Giroux notes that the biggest shift in advertising since he began working on the brand is how the felines have begun to interact with the humans who actually use Royale products. That marks a move away from simply focusing on the cuddly creatures themselves to having them represent the idea of softness.
The 50th anniversary feline-focused contest makes sense given the role cats play in the brand’s identity. MacIntosh, who joined Irving in 2007, says that the initial decision to tie kittens to the products’ softness was a stroke of brilliant strategy that has helped sustain the brand’s success. “The popularity of the kittens is incredible,” he says. “[They have] become such a recognizable icon that it’s easy for consumers to understand the brand’s positioning. They get it right away.”
Hawk constantly conducts research on what consumers want to see the Royale kittens doing or not doing, like talking. “Maybe the voice they imagined for the kittens would not be the voice that we came up with, and that would turn them off,” says Giroux. “You inherit a brand that’s well established and a brand icon that’s become a symbol of Canadian advertising. You don’t want to wreck it.”

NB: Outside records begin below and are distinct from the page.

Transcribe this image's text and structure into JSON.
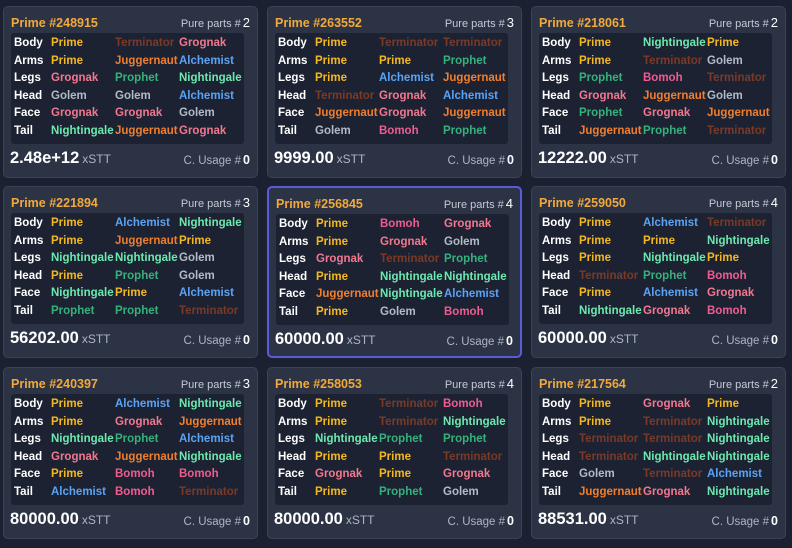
{
  "part_labels": [
    "Body",
    "Arms",
    "Legs",
    "Head",
    "Face",
    "Tail"
  ],
  "pure_parts_label": "Pure parts #",
  "usage_label": "C. Usage #",
  "price_unit": "xSTT",
  "class_colors": {
    "Prime": "#f5b81f",
    "Terminator": "#7a3a26",
    "Grognak": "#f2788f",
    "Juggernaut": "#f07f2e",
    "Alchemist": "#5aa3f5",
    "Prophet": "#35b27c",
    "Nightingale": "#6ce9b0",
    "Golem": "#b2bac6",
    "Bomoh": "#ef5c90"
  },
  "selected_index": 4,
  "cards": [
    {
      "title": "Prime #248915",
      "pure_parts": "2",
      "price": "2.48e+12",
      "usage": "0",
      "parts": [
        [
          "Prime",
          "Terminator",
          "Grognak"
        ],
        [
          "Prime",
          "Juggernaut",
          "Alchemist"
        ],
        [
          "Grognak",
          "Prophet",
          "Nightingale"
        ],
        [
          "Golem",
          "Golem",
          "Alchemist"
        ],
        [
          "Grognak",
          "Grognak",
          "Golem"
        ],
        [
          "Nightingale",
          "Juggernaut",
          "Grognak"
        ]
      ]
    },
    {
      "title": "Prime #263552",
      "pure_parts": "3",
      "price": "9999.00",
      "usage": "0",
      "parts": [
        [
          "Prime",
          "Terminator",
          "Terminator"
        ],
        [
          "Prime",
          "Prime",
          "Prophet"
        ],
        [
          "Prime",
          "Alchemist",
          "Juggernaut"
        ],
        [
          "Terminator",
          "Grognak",
          "Alchemist"
        ],
        [
          "Juggernaut",
          "Grognak",
          "Juggernaut"
        ],
        [
          "Golem",
          "Bomoh",
          "Prophet"
        ]
      ]
    },
    {
      "title": "Prime #218061",
      "pure_parts": "2",
      "price": "12222.00",
      "usage": "0",
      "parts": [
        [
          "Prime",
          "Nightingale",
          "Prime"
        ],
        [
          "Prime",
          "Terminator",
          "Golem"
        ],
        [
          "Prophet",
          "Bomoh",
          "Terminator"
        ],
        [
          "Grognak",
          "Juggernaut",
          "Golem"
        ],
        [
          "Prophet",
          "Grognak",
          "Juggernaut"
        ],
        [
          "Juggernaut",
          "Prophet",
          "Terminator"
        ]
      ]
    },
    {
      "title": "Prime #221894",
      "pure_parts": "3",
      "price": "56202.00",
      "usage": "0",
      "parts": [
        [
          "Prime",
          "Alchemist",
          "Nightingale"
        ],
        [
          "Prime",
          "Juggernaut",
          "Prime"
        ],
        [
          "Nightingale",
          "Nightingale",
          "Golem"
        ],
        [
          "Prime",
          "Prophet",
          "Golem"
        ],
        [
          "Nightingale",
          "Prime",
          "Alchemist"
        ],
        [
          "Prophet",
          "Prophet",
          "Terminator"
        ]
      ]
    },
    {
      "title": "Prime #256845",
      "pure_parts": "4",
      "price": "60000.00",
      "usage": "0",
      "parts": [
        [
          "Prime",
          "Bomoh",
          "Grognak"
        ],
        [
          "Prime",
          "Grognak",
          "Golem"
        ],
        [
          "Grognak",
          "Terminator",
          "Prophet"
        ],
        [
          "Prime",
          "Nightingale",
          "Nightingale"
        ],
        [
          "Juggernaut",
          "Nightingale",
          "Alchemist"
        ],
        [
          "Prime",
          "Golem",
          "Bomoh"
        ]
      ]
    },
    {
      "title": "Prime #259050",
      "pure_parts": "4",
      "price": "60000.00",
      "usage": "0",
      "parts": [
        [
          "Prime",
          "Alchemist",
          "Terminator"
        ],
        [
          "Prime",
          "Prime",
          "Nightingale"
        ],
        [
          "Prime",
          "Nightingale",
          "Prime"
        ],
        [
          "Terminator",
          "Prophet",
          "Bomoh"
        ],
        [
          "Prime",
          "Alchemist",
          "Grognak"
        ],
        [
          "Nightingale",
          "Grognak",
          "Bomoh"
        ]
      ]
    },
    {
      "title": "Prime #240397",
      "pure_parts": "3",
      "price": "80000.00",
      "usage": "0",
      "parts": [
        [
          "Prime",
          "Alchemist",
          "Nightingale"
        ],
        [
          "Prime",
          "Grognak",
          "Juggernaut"
        ],
        [
          "Nightingale",
          "Prophet",
          "Alchemist"
        ],
        [
          "Grognak",
          "Juggernaut",
          "Nightingale"
        ],
        [
          "Prime",
          "Bomoh",
          "Bomoh"
        ],
        [
          "Alchemist",
          "Bomoh",
          "Terminator"
        ]
      ]
    },
    {
      "title": "Prime #258053",
      "pure_parts": "4",
      "price": "80000.00",
      "usage": "0",
      "parts": [
        [
          "Prime",
          "Terminator",
          "Bomoh"
        ],
        [
          "Prime",
          "Terminator",
          "Nightingale"
        ],
        [
          "Nightingale",
          "Prophet",
          "Prophet"
        ],
        [
          "Prime",
          "Prime",
          "Terminator"
        ],
        [
          "Grognak",
          "Prime",
          "Grognak"
        ],
        [
          "Prime",
          "Prophet",
          "Golem"
        ]
      ]
    },
    {
      "title": "Prime #217564",
      "pure_parts": "2",
      "price": "88531.00",
      "usage": "0",
      "parts": [
        [
          "Prime",
          "Grognak",
          "Prime"
        ],
        [
          "Prime",
          "Terminator",
          "Nightingale"
        ],
        [
          "Terminator",
          "Terminator",
          "Nightingale"
        ],
        [
          "Terminator",
          "Nightingale",
          "Nightingale"
        ],
        [
          "Golem",
          "Terminator",
          "Alchemist"
        ],
        [
          "Juggernaut",
          "Grognak",
          "Nightingale"
        ]
      ]
    }
  ]
}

Looking ahead, Royale aims to capture more of the branded side of the tissue category, which makes up about 60% of the overall market. The brand also plans to release two new paper products this autumn. Those launches will serve to not only anchor anniversary marketing activities for the back half of the year, but also bolster the brand’s strategy of seeking growth in categories beyond facial and bathroom tissue, such as paper towels and napkins. “There’s definitely opportunities for Royale to continue to grow in the Canadian marketplace,” says MacIntosh.